                  The solution to my problem! The ashtray looking thing is a shiny new graphite crucible. It is sitting on my new aluminum. Had the family switch over from 2 liter bottles. We have a 2liter a day habit, so in 2 days that will all be gone, and I will have my rails!


                  • #10
                    My pics did not post well.


                    • #11
                      yes, I know all about capacitors. There are things that are going to limit your current like ESR (Equivalent Series Resistance). Then there are things that you will need to limit current. Sure your capacitor bank will deliver 1.5amps for a second. But that does not mean it will. You short the caps out and it will discharge completely in microseconds. How fast it discharges will be determined by things like ESR, inductance, wiring resistance, etc. Electrolytics tend to have higher ESR. Thats why pulse rated caps are usually a foil design.

                      What you need to look up is pulse forming network designs for flash lamps like what are used in solid state lasers.

                      For casting there are these little blue tablets you can get from a local industrial supply house that are used to degas the aluminum just before you pour. They are pretty cheap. You take a little piece of one and out it in the crucible and push it to the bottom with something. The stuff burns off and helps degas the aluminum. Makes significantly better castings. Make sure you stand upwind.


                      • #12
                        I hope you make a video of the firing sequence. I wouldn't touch it off unless I was behind a brick wall.

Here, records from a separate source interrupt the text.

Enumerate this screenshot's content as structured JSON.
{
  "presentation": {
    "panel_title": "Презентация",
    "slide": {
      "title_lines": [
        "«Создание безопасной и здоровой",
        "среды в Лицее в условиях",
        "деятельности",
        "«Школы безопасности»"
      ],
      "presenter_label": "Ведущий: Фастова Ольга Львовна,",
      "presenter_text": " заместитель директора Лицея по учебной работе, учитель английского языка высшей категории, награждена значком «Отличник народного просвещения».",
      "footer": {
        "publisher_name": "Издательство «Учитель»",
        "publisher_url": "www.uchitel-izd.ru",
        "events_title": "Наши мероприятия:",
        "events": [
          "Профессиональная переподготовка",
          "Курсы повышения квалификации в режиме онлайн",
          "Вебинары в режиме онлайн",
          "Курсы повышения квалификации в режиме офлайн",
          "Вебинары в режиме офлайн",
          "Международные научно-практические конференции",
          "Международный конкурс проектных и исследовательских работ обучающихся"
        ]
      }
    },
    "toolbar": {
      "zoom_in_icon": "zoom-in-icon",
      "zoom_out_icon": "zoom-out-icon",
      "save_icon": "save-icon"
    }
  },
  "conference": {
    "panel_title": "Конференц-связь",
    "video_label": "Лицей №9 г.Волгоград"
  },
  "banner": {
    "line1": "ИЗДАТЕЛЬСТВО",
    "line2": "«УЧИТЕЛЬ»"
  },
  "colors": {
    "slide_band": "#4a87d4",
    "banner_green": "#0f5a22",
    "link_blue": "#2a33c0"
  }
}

                        • #13
                          Here's the best attempt at a homemade railgun I've seen. You can see how much effort it was to get it to shoot.